In the 10 months since Representative Alexandria Ocasio-Cortez, Democrat of New York, joined our sit-in at House Speaker Nancy Pelosi’s office, we’ve catapulted the Green New Deal into the national spotlight. We see it as a plan that could get America to 100 percent renewable energy and build economic prosperity for all within the decade. We’ve held hundreds of town halls with citizens and leaders to discuss how the plan could be implemented in communities. Now every major Democratic presidential candidate has endorsed it, and we’ve pushed them to release their own climate policies.


Months ago, pundits and politicians told us we’d never be able to elevate climate change to a top issue in the presidential campaigns. But now it is. And more than three-fourths of young people of all political parties support a version of the Green New Deal, as do 64 percent of independent voters, according to a Marist/NPR/PBS NewsHour poll. Because thousands of youth called, tweeted, sat in, and stood up to make this issue matter in our politics, CNN produced a seven-hour climate town hall earlier this month featuring 10 Democratic presidential candidates.

UN scientists say we have just 11 years to avoid catastrophic climate change. My generation’s survival depends on the next president and Congress using their political capital to make the Green New Deal a reality.
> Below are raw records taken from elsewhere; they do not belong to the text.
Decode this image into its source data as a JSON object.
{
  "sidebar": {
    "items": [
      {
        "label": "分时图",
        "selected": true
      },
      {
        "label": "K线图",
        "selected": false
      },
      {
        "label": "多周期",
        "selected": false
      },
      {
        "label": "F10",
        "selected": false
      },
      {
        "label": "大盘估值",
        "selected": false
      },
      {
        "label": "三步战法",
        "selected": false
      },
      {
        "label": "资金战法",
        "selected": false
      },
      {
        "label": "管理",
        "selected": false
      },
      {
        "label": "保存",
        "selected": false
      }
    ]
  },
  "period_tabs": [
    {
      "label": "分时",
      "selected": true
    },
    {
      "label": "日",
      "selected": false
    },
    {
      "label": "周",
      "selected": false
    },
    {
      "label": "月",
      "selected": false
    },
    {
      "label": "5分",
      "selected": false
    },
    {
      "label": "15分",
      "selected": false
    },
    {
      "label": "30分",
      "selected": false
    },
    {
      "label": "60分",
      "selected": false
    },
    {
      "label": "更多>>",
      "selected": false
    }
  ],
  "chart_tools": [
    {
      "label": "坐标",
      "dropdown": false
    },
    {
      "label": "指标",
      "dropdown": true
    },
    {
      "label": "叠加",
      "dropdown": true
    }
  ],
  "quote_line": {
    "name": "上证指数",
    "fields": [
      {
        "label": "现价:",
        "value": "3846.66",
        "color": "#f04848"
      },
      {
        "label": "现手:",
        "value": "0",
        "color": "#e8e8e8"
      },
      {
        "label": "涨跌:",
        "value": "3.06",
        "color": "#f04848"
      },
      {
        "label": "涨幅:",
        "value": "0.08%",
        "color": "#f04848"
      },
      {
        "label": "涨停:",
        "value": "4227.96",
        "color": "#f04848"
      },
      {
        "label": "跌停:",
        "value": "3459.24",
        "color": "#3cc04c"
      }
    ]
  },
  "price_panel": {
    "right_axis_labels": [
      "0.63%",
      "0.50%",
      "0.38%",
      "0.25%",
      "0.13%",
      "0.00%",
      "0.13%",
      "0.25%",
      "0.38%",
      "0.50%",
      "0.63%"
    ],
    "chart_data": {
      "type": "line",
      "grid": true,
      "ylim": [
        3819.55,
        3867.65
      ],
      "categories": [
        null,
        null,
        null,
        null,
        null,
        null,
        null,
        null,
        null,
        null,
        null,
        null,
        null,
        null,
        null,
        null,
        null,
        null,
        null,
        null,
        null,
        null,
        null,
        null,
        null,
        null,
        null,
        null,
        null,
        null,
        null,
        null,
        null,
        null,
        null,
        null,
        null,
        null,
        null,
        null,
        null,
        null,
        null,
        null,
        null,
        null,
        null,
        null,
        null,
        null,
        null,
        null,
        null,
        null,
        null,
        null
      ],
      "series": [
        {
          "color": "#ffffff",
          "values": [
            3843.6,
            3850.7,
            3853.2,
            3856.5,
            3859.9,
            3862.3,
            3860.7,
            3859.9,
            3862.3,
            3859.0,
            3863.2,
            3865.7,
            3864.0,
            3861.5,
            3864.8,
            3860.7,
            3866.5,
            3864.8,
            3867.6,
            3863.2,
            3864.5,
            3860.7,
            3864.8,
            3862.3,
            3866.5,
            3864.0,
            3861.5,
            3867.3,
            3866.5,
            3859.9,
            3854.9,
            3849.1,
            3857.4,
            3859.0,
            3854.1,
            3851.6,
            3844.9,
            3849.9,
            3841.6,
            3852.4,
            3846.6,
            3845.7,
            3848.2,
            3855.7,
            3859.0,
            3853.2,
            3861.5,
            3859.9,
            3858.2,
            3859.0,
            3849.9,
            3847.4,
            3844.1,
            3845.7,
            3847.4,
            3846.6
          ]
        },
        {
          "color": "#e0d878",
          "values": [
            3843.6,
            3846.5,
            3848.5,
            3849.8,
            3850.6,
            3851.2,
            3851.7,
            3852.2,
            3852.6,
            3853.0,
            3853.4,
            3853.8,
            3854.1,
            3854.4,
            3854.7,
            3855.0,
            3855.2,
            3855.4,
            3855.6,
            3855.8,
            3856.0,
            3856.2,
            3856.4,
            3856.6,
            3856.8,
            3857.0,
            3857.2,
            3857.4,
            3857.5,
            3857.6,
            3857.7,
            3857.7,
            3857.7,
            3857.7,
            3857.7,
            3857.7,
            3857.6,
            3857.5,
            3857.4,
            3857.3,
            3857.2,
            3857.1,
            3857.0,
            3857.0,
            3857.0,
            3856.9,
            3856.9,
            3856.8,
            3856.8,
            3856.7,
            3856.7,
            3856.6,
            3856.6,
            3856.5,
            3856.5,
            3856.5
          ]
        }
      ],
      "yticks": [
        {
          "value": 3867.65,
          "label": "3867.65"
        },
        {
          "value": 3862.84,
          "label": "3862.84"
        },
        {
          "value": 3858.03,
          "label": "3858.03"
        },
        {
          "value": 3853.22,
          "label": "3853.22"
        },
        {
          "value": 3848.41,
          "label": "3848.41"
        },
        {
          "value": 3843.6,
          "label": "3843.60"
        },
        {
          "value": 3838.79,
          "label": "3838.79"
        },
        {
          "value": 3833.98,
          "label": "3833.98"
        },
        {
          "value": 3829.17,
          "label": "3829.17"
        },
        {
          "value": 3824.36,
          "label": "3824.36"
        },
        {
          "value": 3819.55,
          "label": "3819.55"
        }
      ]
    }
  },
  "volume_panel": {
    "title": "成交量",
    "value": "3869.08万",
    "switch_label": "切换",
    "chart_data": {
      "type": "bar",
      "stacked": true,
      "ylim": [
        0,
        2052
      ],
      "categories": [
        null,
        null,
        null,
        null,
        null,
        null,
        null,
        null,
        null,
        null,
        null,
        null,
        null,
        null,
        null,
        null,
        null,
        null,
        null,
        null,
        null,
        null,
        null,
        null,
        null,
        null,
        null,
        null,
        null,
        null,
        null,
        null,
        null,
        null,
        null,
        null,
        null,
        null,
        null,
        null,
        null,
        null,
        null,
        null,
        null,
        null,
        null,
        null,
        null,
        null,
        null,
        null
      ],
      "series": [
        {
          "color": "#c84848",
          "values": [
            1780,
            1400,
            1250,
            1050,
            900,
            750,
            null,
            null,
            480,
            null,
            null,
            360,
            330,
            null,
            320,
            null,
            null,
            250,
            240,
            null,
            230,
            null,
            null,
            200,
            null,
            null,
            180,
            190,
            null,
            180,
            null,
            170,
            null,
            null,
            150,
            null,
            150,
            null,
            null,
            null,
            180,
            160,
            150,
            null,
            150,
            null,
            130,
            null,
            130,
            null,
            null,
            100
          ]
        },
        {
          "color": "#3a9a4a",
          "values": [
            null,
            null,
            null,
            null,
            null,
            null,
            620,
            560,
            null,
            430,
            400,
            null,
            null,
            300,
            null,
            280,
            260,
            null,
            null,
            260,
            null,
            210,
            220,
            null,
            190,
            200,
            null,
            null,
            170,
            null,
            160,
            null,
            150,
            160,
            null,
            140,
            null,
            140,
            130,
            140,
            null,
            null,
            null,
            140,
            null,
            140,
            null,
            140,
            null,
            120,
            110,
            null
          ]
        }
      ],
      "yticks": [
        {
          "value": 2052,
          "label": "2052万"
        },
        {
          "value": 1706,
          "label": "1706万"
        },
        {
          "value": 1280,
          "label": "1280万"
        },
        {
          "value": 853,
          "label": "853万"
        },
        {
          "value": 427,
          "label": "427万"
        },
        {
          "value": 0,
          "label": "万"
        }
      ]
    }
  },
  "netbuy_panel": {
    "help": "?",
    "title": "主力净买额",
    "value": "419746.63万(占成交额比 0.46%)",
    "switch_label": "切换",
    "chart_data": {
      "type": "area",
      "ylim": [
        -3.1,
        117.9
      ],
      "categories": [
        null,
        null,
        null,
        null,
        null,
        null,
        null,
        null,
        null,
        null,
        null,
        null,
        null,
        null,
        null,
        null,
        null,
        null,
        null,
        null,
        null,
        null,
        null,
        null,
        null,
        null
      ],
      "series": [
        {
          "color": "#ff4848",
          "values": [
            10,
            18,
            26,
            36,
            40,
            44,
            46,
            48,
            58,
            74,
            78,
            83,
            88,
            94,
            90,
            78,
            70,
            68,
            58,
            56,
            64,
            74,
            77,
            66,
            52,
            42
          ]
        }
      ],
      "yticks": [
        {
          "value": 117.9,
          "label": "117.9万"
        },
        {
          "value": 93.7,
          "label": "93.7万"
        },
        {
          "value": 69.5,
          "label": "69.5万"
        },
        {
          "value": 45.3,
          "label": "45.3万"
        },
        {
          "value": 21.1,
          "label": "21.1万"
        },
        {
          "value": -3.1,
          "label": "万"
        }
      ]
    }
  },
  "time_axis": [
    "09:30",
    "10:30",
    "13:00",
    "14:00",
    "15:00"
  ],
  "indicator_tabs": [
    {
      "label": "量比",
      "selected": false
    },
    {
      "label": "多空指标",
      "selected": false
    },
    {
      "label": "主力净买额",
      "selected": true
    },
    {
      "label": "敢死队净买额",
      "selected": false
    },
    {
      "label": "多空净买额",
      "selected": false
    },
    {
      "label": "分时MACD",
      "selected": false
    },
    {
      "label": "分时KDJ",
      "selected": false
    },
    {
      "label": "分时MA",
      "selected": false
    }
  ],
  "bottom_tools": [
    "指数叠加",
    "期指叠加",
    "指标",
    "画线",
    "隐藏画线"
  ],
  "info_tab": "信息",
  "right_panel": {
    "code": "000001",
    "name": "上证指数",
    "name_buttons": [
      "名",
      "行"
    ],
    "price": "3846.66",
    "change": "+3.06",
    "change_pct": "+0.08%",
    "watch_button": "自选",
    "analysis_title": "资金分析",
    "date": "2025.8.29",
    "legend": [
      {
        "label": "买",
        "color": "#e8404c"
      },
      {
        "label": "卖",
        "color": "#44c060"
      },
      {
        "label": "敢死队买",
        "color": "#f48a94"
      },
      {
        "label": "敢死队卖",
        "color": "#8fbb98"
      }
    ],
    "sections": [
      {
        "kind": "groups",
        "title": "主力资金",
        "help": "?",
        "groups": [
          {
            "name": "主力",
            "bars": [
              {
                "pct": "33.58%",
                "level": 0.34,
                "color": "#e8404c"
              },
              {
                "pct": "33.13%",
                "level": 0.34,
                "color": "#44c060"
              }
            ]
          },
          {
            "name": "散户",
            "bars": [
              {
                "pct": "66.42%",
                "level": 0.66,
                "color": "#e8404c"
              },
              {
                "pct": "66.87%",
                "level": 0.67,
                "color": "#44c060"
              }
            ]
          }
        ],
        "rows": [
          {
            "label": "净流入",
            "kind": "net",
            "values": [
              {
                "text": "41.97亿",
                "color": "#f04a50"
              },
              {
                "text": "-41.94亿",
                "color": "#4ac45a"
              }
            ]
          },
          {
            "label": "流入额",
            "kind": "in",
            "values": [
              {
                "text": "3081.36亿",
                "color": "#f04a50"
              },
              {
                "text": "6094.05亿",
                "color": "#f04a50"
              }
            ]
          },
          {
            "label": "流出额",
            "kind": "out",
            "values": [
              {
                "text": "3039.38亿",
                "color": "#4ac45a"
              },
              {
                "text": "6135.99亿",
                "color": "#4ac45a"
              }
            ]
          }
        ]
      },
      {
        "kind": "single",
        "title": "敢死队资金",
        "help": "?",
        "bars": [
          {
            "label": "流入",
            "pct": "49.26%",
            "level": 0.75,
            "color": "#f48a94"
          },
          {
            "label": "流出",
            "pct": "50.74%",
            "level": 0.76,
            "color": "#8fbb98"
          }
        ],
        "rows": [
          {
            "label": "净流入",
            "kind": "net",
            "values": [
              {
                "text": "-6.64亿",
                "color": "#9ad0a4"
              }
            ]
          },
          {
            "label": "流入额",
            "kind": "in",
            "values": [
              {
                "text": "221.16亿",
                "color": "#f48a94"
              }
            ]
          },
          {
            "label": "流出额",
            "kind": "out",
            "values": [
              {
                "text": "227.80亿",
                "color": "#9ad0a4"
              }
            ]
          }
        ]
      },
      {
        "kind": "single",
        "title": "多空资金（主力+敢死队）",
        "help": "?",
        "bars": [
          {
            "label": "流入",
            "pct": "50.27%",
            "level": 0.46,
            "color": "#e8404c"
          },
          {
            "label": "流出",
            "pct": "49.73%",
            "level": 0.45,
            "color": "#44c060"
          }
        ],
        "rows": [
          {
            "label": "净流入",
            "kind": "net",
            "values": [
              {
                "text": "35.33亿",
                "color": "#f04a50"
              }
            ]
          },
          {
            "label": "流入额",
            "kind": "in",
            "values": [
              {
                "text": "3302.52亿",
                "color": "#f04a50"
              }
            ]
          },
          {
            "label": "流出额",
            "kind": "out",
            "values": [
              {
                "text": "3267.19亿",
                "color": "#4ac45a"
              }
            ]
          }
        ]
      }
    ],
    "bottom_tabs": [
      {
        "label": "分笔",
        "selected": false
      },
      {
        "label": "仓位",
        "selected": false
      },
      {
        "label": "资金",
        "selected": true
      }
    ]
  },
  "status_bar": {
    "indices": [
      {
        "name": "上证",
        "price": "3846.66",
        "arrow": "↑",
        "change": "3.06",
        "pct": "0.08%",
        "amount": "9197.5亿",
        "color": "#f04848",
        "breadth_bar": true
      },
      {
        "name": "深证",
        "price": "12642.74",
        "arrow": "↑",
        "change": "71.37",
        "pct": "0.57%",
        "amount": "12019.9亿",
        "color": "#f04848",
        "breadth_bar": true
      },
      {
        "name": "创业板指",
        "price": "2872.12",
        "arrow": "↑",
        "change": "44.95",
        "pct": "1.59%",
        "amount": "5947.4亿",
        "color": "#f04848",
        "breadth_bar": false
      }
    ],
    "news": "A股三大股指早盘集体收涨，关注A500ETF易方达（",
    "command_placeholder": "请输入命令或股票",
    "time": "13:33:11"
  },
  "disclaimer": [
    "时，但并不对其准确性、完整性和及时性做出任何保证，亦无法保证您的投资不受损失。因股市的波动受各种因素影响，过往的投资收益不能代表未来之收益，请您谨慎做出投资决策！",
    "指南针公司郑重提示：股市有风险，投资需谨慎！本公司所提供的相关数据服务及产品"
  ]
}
Our mission over the coming months is to do everything in our power to make climate action a political inevitability. We’ll join with millions for global climate strikes and ensure that our generation turns out in force throughout 2020 to elect leaders who prioritize a comprehensive climate plan.

When I attended the State of the Union address this year as Massachusetts Senator Ed Markey’s guest, I asked him what had changed in the 10 years since he cosponsored the Waxman-Markey bill that would’ve stemmed greenhouse gas emissions through a cap-and-trade system. He told me the biggest difference was the army of everyday people outside the halls of Congress getting organized to lead the way toward a better world for all.


Stopping climate change will require a scale of action unlike anything many of us have seen in our lifetimes. We can stop this crisis and protect everything we know and love from destruction. But it will take all of us getting involved to make it happen. It’s long past time we go to battle.

Varshini Prakash is a cofounder of the Sunrise Movement. Send comments to magazine@globe.com.